Governmental Operations

While most states reimburse employees for work-related use of private vehicles at the federal rate set by the Internal Revenue Service, some states vary in their reimbursement rates.1 Thirty-four states in 2013 reimbursed public employees for work-related use of their own cars at the mileage reimbursement rate set by the IRS—56.5 cents per mile.2

The number of employees in state and local governments has been declining since 2008 and represents the largest contraction of public employment in more than 30 years. The loss of jobs in the public sector would have been much more accelerated had it not been for a marked increase in federal aid—primarily the American Recovery and Reinvestment Act, which helped preserve a significant number of state and local jobs for several years. Those funds are now gone and, while private sector employment has been recovering slowly, many state and local governments continue to cut the number of people they employ.

Stateline Midwest ~ December 2012

Five of the nation’s 10 best-run states are in the Midwest, a study by the financial news service 24/7 Wall St. concludes, led by North Dakota and its oil-fueled economic boom.

Stateline Midwest ~ November 2012

Indiana lottery officials announced in October that they were handing over day-to-day operations of sales and marketing to a private contractor.

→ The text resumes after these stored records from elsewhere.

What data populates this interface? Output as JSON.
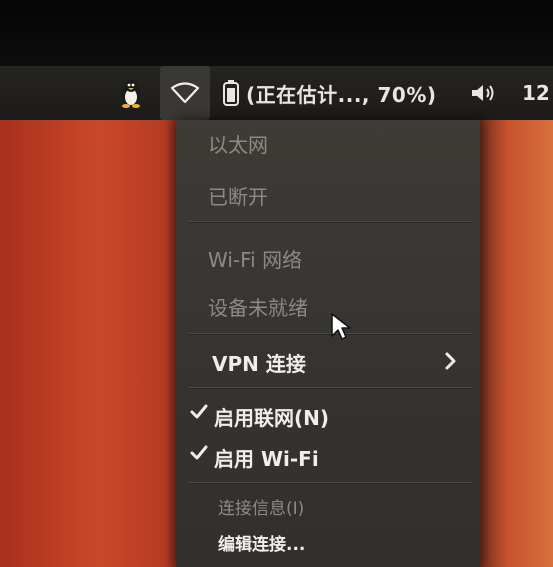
{
  "topbar": {
    "battery_text": "(正在估计..., 70%)",
    "clock": "12"
  },
  "icons": {
    "tux": "tux-penguin-icon",
    "network": "wifi-network-icon",
    "battery": "battery-icon",
    "volume": "volume-icon"
  },
  "menu": {
    "ethernet_header": "以太网",
    "ethernet_status": "已断开",
    "wifi_header": "Wi-Fi 网络",
    "wifi_status": "设备未就绪",
    "vpn": "VPN 连接",
    "enable_networking": "启用联网(N)",
    "enable_wifi": "启用 Wi-Fi",
    "connection_info": "连接信息(I)",
    "edit_connections": "编辑连接..."
  }
}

When Gary D. Alexander took over as secretary of the Pennsylvania Department of Public Welfare in January 2011, he inherited a department with a $27 billion budget and more than 16,000 employees. Alexander discovered the department was fraught with waste, fraud and abuse, and regularly requested supplemental budget appropriations, Eisenhower said. To address these issues, Pennsylvania tried an enterprise-wide solution never done before in the health and human services arena. Thus began the Enterprise Program Integrity initiative, an East regional winner of The Council of State Governments’ 2012 Innovations Awards.

Stateline Midwest ~ February 2012

Question: What are Midwestern states’ rules regarding protests and demonstrations in capitol buildings?

Stateline Midwest ~ April 2012

Question: Which states in the Midwest post the salaries of employees on their websites?

It could be argued that government is more transparent today than at any point in our country’s history. From the example set by the American Recovery and Reinvestment Act, state financial managers have worked to implement legislation envisioning ever greater access by citizens to government spending data. Transparency websites were first a trend for just a few states; they are now the norm. With each passing legislative session, the federal government hones its focus—and its mandates—on the concept of transparency. But how much is too much? At what point on the spectrum does the risk inherent in sharing so much financial data outweigh the potential benefits? These are not easy questions to answer. Regardless, it looks like transparency is here to stay.

Chapter 8 of the 2012 Book of the States contains the following articles and tables:

NOW, THEREFORE BE IT RESOLVED, that The Council of State Governments encourages states to partner with the National Association of Public Affairs Networks about the formation and expansion of a state public affairs network in each of the 50 states in the manner most appropriate for each individual state.